The following outline from Cornerstone can be considered in your plan development:
Core Trading Style: MATA
New traders need to spend some time exploring different style areas to determine which makes the most sense to them. For those with a bit of a track record, evaluate your trade history to assess your success with different types of methods, time intervals and approaches. If you cannot readily do this with the records you keep, take some time now to identify those things you need to add to complete this process in the future.
The following style elements may help you structure an assessment that helps you develop your personal plan:
- Method: Pure Mechanical, Guidelines, Discretionary
- Analysis: Technical, Fundamental, Economic, Blend
- Timeframe: Short-Term, Intermediate-Term, Long-Term
- Approach: Directional, Non-Directional, Volatility
Most traders will probably not select one item in each category as part of their trade identity. For instance, most trader will not limit themselves to intermediate-term, discretionary, directional trades that are based on fundamental analysis. There may be an allocation to that type of position or a preference for it, but for the most part, traders will find their style blends these elements.
When developing your plan, begin with the elements that best suit your style and build from there.
When evaluating past performance, be sure to remind yourself that a successful trade is not equivalent to a profitable trade. You can have a successful trade that followed the rules and cut losses as appropriate or a profitable trade that went against the rules and should not be considered a successful one.
To help identify style oriented assessments, consider these two questions:
- What methods, signals or approaches get you out of a trade you should exit?
- What methods, signals or approaches keep you in a trade you should remain?
Guideline traders may have a variety of set-ups and exit tools in their arsenal. It’s the ones that you rely on when you are uncertain about market conditions that may provide you with hints on your personal style.
While preferences may also be part of your personal trading style, these elements are a bit more tangible and straightforward. They are more likely chosen because they suit the style you’ve identified in the first section. For instance, a volatility trader may elect a specific option strategy that will benefit in a high volatility environment.
A plan should list the different markets, strategies, and systems employed, then provide specifics on how trading is implemented within them, along with details on why they suit the trader.
In general terms, money management speaks to allocations while risk management addresses max losses. In each case these items are quantified with the manner in which they will be managed (i.e. physical stop orders to manage risk).
Different management elements of a trading plan include:
- Money Management Rules
- Risk Management Rules
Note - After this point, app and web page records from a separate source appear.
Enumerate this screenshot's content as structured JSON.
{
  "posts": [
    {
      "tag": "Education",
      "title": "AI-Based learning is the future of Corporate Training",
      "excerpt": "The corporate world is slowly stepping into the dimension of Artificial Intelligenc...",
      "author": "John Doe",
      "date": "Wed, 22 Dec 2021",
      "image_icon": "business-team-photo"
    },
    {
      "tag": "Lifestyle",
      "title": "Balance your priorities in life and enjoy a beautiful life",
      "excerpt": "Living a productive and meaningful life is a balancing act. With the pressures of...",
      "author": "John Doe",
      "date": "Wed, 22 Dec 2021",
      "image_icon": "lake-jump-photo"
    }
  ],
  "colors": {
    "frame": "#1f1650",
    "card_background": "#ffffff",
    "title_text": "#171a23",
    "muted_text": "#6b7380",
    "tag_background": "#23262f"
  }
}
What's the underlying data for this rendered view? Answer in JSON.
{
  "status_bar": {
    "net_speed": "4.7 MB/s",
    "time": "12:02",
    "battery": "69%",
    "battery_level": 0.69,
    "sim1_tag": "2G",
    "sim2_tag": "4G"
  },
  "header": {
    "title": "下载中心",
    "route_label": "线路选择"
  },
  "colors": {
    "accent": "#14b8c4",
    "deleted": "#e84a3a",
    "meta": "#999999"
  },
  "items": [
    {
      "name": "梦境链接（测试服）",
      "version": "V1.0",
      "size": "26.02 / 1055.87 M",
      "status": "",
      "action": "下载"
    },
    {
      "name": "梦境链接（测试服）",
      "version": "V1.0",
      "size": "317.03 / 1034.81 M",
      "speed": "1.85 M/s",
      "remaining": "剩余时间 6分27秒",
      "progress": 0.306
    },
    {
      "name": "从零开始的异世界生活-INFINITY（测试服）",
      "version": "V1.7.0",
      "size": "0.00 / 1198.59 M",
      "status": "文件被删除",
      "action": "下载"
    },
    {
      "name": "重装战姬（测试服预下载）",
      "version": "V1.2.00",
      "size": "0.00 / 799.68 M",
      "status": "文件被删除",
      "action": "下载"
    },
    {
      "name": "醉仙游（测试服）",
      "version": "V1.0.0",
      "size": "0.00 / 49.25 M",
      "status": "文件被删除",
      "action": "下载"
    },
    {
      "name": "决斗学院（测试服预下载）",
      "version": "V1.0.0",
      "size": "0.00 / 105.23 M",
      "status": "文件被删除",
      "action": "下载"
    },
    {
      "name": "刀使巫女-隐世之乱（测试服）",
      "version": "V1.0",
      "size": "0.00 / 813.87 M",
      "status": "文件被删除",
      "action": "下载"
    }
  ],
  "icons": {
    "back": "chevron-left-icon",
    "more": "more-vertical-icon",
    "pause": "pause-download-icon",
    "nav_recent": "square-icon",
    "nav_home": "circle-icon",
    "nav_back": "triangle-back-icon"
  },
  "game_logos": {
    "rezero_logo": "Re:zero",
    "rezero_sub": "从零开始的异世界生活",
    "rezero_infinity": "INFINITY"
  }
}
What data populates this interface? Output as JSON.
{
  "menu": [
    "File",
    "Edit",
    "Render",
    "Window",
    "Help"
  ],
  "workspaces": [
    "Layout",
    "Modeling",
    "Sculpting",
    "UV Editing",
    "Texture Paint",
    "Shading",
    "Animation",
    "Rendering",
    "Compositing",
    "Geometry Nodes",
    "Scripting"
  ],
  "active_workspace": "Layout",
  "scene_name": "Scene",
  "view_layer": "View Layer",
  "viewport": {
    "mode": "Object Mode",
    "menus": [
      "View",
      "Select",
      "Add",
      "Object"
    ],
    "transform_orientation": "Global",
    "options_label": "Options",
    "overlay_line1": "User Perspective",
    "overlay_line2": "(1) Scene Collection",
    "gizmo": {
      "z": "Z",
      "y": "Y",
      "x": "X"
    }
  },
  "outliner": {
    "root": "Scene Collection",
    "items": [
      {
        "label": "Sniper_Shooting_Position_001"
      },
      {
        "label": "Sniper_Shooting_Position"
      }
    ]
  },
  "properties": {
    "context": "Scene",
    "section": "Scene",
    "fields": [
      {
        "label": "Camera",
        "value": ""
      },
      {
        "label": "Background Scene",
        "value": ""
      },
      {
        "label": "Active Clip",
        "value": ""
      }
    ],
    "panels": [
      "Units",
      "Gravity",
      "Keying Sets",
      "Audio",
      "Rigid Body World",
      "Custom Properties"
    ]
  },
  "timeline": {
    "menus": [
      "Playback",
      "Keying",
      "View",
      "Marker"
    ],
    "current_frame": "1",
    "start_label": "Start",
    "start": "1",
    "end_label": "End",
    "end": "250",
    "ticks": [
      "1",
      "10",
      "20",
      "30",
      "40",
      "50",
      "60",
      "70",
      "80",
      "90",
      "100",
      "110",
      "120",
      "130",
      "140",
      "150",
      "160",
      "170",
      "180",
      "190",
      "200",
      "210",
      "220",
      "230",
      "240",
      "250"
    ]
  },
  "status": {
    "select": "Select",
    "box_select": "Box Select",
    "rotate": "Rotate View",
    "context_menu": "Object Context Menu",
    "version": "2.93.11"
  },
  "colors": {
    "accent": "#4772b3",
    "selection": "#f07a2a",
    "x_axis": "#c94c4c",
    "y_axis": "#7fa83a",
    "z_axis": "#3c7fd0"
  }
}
- Trade Management Rules
A last step includes Plan Management which incorporates periodic reviews and updates to better tailor the plan to your preferences, needs and constraints by being more conscious of what is and what is not working for you.
Clare White, CMT
Contributing Writer and Options Strategist
Optionetics.com ~ Your Options Education Site
Questions for Clare? Please visit the discussion board on the homepage of Optionetics.com.